** Exercise data follows **

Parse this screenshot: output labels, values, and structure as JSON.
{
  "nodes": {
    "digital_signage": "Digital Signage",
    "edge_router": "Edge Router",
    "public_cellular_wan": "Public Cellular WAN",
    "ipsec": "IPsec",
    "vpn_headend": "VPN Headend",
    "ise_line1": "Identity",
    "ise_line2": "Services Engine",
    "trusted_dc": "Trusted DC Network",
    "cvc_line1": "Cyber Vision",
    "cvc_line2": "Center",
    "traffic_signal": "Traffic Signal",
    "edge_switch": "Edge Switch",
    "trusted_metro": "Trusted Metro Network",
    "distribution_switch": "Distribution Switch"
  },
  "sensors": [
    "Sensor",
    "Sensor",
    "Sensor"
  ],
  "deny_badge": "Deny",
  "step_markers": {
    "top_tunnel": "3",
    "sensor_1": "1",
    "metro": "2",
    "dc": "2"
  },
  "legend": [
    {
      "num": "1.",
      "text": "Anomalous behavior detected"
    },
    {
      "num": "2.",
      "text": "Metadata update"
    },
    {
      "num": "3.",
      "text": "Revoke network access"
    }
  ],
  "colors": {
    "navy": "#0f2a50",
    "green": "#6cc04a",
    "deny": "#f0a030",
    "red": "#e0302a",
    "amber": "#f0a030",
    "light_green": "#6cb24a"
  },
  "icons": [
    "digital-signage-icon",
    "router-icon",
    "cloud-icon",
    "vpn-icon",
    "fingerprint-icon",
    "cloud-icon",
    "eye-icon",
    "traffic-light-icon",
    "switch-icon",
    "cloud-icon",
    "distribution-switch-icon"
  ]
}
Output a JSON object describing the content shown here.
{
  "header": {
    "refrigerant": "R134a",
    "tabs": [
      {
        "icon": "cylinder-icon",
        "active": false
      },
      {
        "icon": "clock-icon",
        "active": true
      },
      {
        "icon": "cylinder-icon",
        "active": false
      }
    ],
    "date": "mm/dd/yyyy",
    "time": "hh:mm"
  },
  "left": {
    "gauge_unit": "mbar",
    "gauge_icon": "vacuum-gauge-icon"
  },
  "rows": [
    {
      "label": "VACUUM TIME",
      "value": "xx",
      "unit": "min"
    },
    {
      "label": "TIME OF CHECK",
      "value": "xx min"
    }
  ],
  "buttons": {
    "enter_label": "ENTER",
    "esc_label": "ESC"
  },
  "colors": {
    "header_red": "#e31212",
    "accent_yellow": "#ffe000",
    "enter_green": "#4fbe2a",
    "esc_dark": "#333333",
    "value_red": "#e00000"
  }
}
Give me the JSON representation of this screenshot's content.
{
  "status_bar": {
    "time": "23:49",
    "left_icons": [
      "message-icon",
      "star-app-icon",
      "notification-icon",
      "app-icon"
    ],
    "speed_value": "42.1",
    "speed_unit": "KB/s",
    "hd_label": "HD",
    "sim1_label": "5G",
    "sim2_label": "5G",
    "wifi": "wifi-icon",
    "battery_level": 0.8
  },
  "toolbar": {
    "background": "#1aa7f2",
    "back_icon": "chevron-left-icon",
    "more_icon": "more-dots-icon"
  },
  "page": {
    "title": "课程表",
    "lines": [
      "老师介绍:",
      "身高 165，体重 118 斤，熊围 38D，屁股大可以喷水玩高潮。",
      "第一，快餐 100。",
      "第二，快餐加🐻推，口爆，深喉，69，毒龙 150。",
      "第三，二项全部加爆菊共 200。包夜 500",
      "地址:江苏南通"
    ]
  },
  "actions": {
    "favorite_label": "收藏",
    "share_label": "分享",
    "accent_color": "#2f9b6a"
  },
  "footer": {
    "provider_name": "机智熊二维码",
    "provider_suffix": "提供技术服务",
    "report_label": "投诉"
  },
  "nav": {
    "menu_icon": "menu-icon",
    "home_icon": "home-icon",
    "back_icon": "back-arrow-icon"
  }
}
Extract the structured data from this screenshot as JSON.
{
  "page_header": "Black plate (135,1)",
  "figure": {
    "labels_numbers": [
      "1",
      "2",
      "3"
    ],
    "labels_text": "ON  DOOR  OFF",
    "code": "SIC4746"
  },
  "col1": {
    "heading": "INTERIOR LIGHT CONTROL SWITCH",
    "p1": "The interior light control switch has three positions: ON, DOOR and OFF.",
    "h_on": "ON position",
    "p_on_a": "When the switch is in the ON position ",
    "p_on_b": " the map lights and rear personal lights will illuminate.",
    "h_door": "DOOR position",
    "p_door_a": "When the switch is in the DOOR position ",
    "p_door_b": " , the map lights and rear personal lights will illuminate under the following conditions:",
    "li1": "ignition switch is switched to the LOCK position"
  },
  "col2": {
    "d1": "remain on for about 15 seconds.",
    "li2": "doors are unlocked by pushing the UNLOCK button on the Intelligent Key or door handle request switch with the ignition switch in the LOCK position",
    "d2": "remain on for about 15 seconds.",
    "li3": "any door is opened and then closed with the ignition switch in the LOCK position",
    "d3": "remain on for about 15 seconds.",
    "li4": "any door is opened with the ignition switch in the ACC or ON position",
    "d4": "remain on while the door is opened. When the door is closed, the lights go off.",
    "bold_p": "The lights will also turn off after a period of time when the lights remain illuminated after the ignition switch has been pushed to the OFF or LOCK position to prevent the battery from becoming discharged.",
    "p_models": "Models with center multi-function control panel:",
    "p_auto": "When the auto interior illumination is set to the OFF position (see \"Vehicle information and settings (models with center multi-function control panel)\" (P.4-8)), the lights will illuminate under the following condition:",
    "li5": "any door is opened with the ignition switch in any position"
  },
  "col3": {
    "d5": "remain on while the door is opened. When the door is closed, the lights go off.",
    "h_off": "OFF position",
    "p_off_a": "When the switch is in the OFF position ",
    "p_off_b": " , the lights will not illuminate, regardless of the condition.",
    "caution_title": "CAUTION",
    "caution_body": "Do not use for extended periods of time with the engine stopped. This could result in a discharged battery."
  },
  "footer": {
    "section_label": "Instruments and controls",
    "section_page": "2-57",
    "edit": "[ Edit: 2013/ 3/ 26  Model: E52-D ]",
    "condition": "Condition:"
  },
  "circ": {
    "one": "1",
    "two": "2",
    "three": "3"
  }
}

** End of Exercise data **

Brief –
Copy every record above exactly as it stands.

Solution to the exercise –
Parse this screenshot: output labels, values, and structure as JSON.
{
  "nodes": {
    "digital_signage": "Digital Signage",
    "edge_router": "Edge Router",
    "public_cellular_wan": "Public Cellular WAN",
    "ipsec": "IPsec",
    "vpn_headend": "VPN Headend",
    "ise_line1": "Identity",
    "ise_line2": "Services Engine",
    "trusted_dc": "Trusted DC Network",
    "cvc_line1": "Cyber Vision",
    "cvc_line2": "Center",
    "traffic_signal": "Traffic Signal",
    "edge_switch": "Edge Switch",
    "trusted_metro": "Trusted Metro Network",
    "distribution_switch": "Distribution Switch"
  },
  "sensors": [
    "Sensor",
    "Sensor",
    "Sensor"
  ],
  "deny_badge": "Deny",
  "step_markers": {
    "top_tunnel": "3",
    "sensor_1": "1",
    "metro": "2",
    "dc": "2"
  },
  "legend": [
    {
      "num": "1.",
      "text": "Anomalous behavior detected"
    },
    {
      "num": "2.",
      "text": "Metadata update"
    },
    {
      "num": "3.",
      "text": "Revoke network access"
    }
  ],
  "colors": {
    "navy": "#0f2a50",
    "green": "#6cc04a",
    "deny": "#f0a030",
    "red": "#e0302a",
    "amber": "#f0a030",
    "light_green": "#6cb24a"
  },
  "icons": [
    "digital-signage-icon",
    "router-icon",
    "cloud-icon",
    "vpn-icon",
    "fingerprint-icon",
    "cloud-icon",
    "eye-icon",
    "traffic-light-icon",
    "switch-icon",
    "cloud-icon",
    "distribution-switch-icon"
  ]
}
Output a JSON object describing the content shown here.
{
  "header": {
    "refrigerant": "R134a",
    "tabs": [
      {
        "icon": "cylinder-icon",
        "active": false
      },
      {
        "icon": "clock-icon",
        "active": true
      },
      {
        "icon": "cylinder-icon",
        "active": false
      }
    ],
    "date": "mm/dd/yyyy",
    "time": "hh:mm"
  },
  "left": {
    "gauge_unit": "mbar",
    "gauge_icon": "vacuum-gauge-icon"
  },
  "rows": [
    {
      "label": "VACUUM TIME",
      "value": "xx",
      "unit": "min"
    },
    {
      "label": "TIME OF CHECK",
      "value": "xx min"
    }
  ],
  "buttons": {
    "enter_label": "ENTER",
    "esc_label": "ESC"
  },
  "colors": {
    "header_red": "#e31212",
    "accent_yellow": "#ffe000",
    "enter_green": "#4fbe2a",
    "esc_dark": "#333333",
    "value_red": "#e00000"
  }
}
Give me the JSON representation of this screenshot's content.
{
  "status_bar": {
    "time": "23:49",
    "left_icons": [
      "message-icon",
      "star-app-icon",
      "notification-icon",
      "app-icon"
    ],
    "speed_value": "42.1",
    "speed_unit": "KB/s",
    "hd_label": "HD",
    "sim1_label": "5G",
    "sim2_label": "5G",
    "wifi": "wifi-icon",
    "battery_level": 0.8
  },
  "toolbar": {
    "background": "#1aa7f2",
    "back_icon": "chevron-left-icon",
    "more_icon": "more-dots-icon"
  },
  "page": {
    "title": "课程表",
    "lines": [
      "老师介绍:",
      "身高 165，体重 118 斤，熊围 38D，屁股大可以喷水玩高潮。",
      "第一，快餐 100。",
      "第二，快餐加🐻推，口爆，深喉，69，毒龙 150。",
      "第三，二项全部加爆菊共 200。包夜 500",
      "地址:江苏南通"
    ]
  },
  "actions": {
    "favorite_label": "收藏",
    "share_label": "分享",
    "accent_color": "#2f9b6a"
  },
  "footer": {
    "provider_name": "机智熊二维码",
    "provider_suffix": "提供技术服务",
    "report_label": "投诉"
  },
  "nav": {
    "menu_icon": "menu-icon",
    "home_icon": "home-icon",
    "back_icon": "back-arrow-icon"
  }
}
Extract the structured data from this screenshot as JSON.
{
  "page_header": "Black plate (135,1)",
  "figure": {
    "labels_numbers": [
      "1",
      "2",
      "3"
    ],
    "labels_text": "ON  DOOR  OFF",
    "code": "SIC4746"
  },
  "col1": {
    "heading": "INTERIOR LIGHT CONTROL SWITCH",
    "p1": "The interior light control switch has three positions: ON, DOOR and OFF.",
    "h_on": "ON position",
    "p_on_a": "When the switch is in the ON position ",
    "p_on_b": " the map lights and rear personal lights will illuminate.",
    "h_door": "DOOR position",
    "p_door_a": "When the switch is in the DOOR position ",
    "p_door_b": " , the map lights and rear personal lights will illuminate under the following conditions:",
    "li1": "ignition switch is switched to the LOCK position"
  },
  "col2": {
    "d1": "remain on for about 15 seconds.",
    "li2": "doors are unlocked by pushing the UNLOCK button on the Intelligent Key or door handle request switch with the ignition switch in the LOCK position",
    "d2": "remain on for about 15 seconds.",
    "li3": "any door is opened and then closed with the ignition switch in the LOCK position",
    "d3": "remain on for about 15 seconds.",
    "li4": "any door is opened with the ignition switch in the ACC or ON position",
    "d4": "remain on while the door is opened. When the door is closed, the lights go off.",
    "bold_p": "The lights will also turn off after a period of time when the lights remain illuminated after the ignition switch has been pushed to the OFF or LOCK position to prevent the battery from becoming discharged.",
    "p_models": "Models with center multi-function control panel:",
    "p_auto": "When the auto interior illumination is set to the OFF position (see \"Vehicle information and settings (models with center multi-function control panel)\" (P.4-8)), the lights will illuminate under the following condition:",
    "li5": "any door is opened with the ignition switch in any position"
  },
  "col3": {
    "d5": "remain on while the door is opened. When the door is closed, the lights go off.",
    "h_off": "OFF position",
    "p_off_a": "When the switch is in the OFF position ",
    "p_off_b": " , the lights will not illuminate, regardless of the condition.",
    "caution_title": "CAUTION",
    "caution_body": "Do not use for extended periods of time with the engine stopped. This could result in a discharged battery."
  },
  "footer": {
    "section_label": "Instruments and controls",
    "section_page": "2-57",
    "edit": "[ Edit: 2013/ 3/ 26  Model: E52-D ]",
    "condition": "Condition:"
  },
  "circ": {
    "one": "1",
    "two": "2",
    "three": "3"
  }
}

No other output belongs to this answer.